Recruiters spend six seconds scanning a resume to decide if they want
to read further or invite you for an interview, so your resume needs
to be clear and well organized.
Here are two easy ways to upgrade your resume to get it into the “yes” pile.
1. Write a brief career summary. This goes at the top of your resume
underneath your contact information. It should be several lines or
bullets that answer the following questions:
- what is your title or specialty? (e.g., engineer, marketing
professional, medical researcher)
- what are 3-5 of your key skills? (e.g., presentations, operations,
- what are you known for/what do your colleagues say about you? (e.g.,
attentive to detail, quick learner, motivator)
2. Group your bullets under each job. Categorize your bullets based on
the skill they demonstrate. For example, if you’re in communications
you may have “crisis management,” “written communications,” and
“social media,” among others. Use those terms as subheadings under
each job you’ve held and list the bullets that demonstrate each skill
under the appropriate subheading. Make sure your bullets speak to
examples of work you’ve done and include numbers, results, or the
purpose of each task. Simply listing duties will not help you stand
out. Be as specific as possible.
These two strategies will go a long way in helping you refine and
better organize your resume so recruiters can get to know you quickly
and easily. From there, it’s more likely you’ll end up in the
Eighty to 90 percent of the U.S. workforce is interested in teleworking at least part-time, according to Global Workplace Analytics. This is not only a demand among younger workers – seasoned employees are seeking to work from home two or three days a week.

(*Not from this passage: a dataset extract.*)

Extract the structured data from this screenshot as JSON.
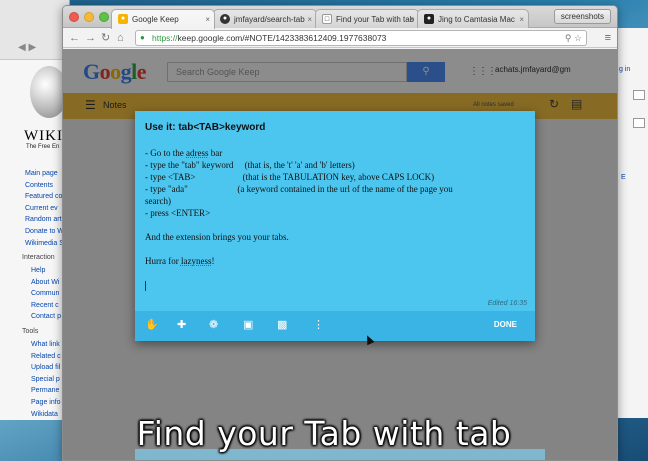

Requesting to work remotely is a hard sell for a company where you’re interviewing for an office-based role, but there’s no harm in trying. It’s easier to sell the idea if you’ve already worked for an employer for a year or more and want to make the shift. Employers can’t always see the benefit that it can bring them and it’s your job to tell them how. The bottom line: you can leverage your location to bring more value to the company.
Events. Check out local networking and marketing opportunities in your current or future location on Eventbrite. Think broadly. There may be applicable conferences or workshops within or complementary to your area of expertise where you can gain contacts and exposure for the firm. By allowing you to reach beyond your normal duties, you're building capabilities which ultimately contribute more to your team.
Access to partners. Ask your boss to consider strategic partners that may be an asset to the business in your current or future location. Perhaps there are existing partners in your location, or you may be in a good place to develop new partnerships.
Access to clients. The same is true for current or prospective clients. Can you help to maintain or strengthen existing client relationships? Can you develop new business contacts in your local area? Technology cannot replace face-to-face interaction, and you can save your company travel costs.
Public relations. If your company is looking to gain exposure to new markets, you can help by virtue of your new location. Your media department can focus their outreach on those locations and enable the company to expand its reach.
The more specific benefits that you can identify for your particular employer, the better. It’s not a guaranteed “yes”, but taking this approach will get them thinking about your proposal in a constructive way.